My family loved it, La Principessa liked it, Mr. Comrade and I didn't. Wouldn't say I hated it, but I got bored pretty quick and wondered why they couldn't come up with a plot that wasn't just a reboot of Episodes IV and VI.
Christmas Books, Part Two
La Principessa got me a fancy edition of The Scarlet Letter and Charles W. Chesnutt's The Conjure Stories.
Despite all that, I'm currently close to finishing Lenin's The Proletarian Revolution and the Renegade Kautsky.
My memory is notoriously bad [bubble bubble bubble], but, after briefly reviewing the What Books are You Reading? thread, I think my fave three books that I read this past year would be:
Tess of the D'Urbervilles by Thomas Hardy
EDIT: Upon further reflection, high marks also for Michael Moorcock's The Whispering Swarm, Leigh Brackett's The Halfling and Other Stories and Lafcadio Hearn's Kwaidan.
[DJdD]Haven't made much progress in The City, alas, but she has already been rescued from the "lascivious brothel." Not much salaciousness (she gets out pretty quick) but The City is, thus far, the only fantasy novel I've ever read that discusses donkey shows.[/DJdD]
[CA]In other news, read Engels' Ludwig Feuerbach and the Outcome of Classical German Philosophy last night.[/CA]
Christmas Book Presents, Part One (?)
For La Principessa--"Left-Wing" Communism, an Infantile Disorder by Vladimir Ilyich Lenin
For The Nigerian Princess--
From Mr. Comrade and the Nigerian Princess--
Less book related, Mr. Comrade also gave me a quarter ounce of a headie called "Gorilla Glue." [bubble bubble bubble]
As Malvin spoke, he almost raised himself to the ground, and the energy of his concluding words seemed to fill the wild and lonely forest with a vision of happiness.

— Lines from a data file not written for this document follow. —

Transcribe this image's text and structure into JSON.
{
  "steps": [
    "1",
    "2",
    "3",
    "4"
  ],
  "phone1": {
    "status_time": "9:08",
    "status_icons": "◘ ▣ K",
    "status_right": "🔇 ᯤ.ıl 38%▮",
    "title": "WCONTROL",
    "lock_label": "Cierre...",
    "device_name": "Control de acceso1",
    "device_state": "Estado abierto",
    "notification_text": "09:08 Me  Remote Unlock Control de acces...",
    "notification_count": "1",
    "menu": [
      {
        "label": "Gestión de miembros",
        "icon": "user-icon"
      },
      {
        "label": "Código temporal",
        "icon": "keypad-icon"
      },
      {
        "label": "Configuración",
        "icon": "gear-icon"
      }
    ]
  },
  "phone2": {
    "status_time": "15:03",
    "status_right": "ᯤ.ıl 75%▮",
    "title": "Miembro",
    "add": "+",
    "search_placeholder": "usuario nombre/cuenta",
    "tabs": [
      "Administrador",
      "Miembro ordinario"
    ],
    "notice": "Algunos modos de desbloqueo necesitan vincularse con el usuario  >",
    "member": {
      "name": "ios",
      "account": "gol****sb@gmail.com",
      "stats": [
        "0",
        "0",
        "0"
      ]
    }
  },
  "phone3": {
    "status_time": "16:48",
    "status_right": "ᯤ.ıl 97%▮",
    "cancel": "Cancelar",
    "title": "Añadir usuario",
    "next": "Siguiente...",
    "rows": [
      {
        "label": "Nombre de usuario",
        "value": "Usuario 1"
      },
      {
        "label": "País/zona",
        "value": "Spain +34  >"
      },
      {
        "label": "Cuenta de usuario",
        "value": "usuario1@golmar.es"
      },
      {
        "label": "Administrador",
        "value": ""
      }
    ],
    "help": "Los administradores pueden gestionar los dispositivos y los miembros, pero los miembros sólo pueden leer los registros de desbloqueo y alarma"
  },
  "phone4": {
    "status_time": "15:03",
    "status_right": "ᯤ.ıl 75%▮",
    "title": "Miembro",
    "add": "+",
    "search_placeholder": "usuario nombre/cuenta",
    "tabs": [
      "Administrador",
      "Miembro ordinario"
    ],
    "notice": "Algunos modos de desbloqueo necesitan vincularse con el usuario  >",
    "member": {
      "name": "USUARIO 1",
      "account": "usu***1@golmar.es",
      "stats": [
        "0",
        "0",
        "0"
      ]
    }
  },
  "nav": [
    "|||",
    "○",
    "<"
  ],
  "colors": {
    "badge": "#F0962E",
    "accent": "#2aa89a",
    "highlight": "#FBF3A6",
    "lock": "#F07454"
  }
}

--Nathaniel Hawthorne, "Roger Malvin's Burial" in Selected Tales and Sketches
"We must follow and put the mistake right before Mother finds out--" Urga said.
--Jane Gaskell, The City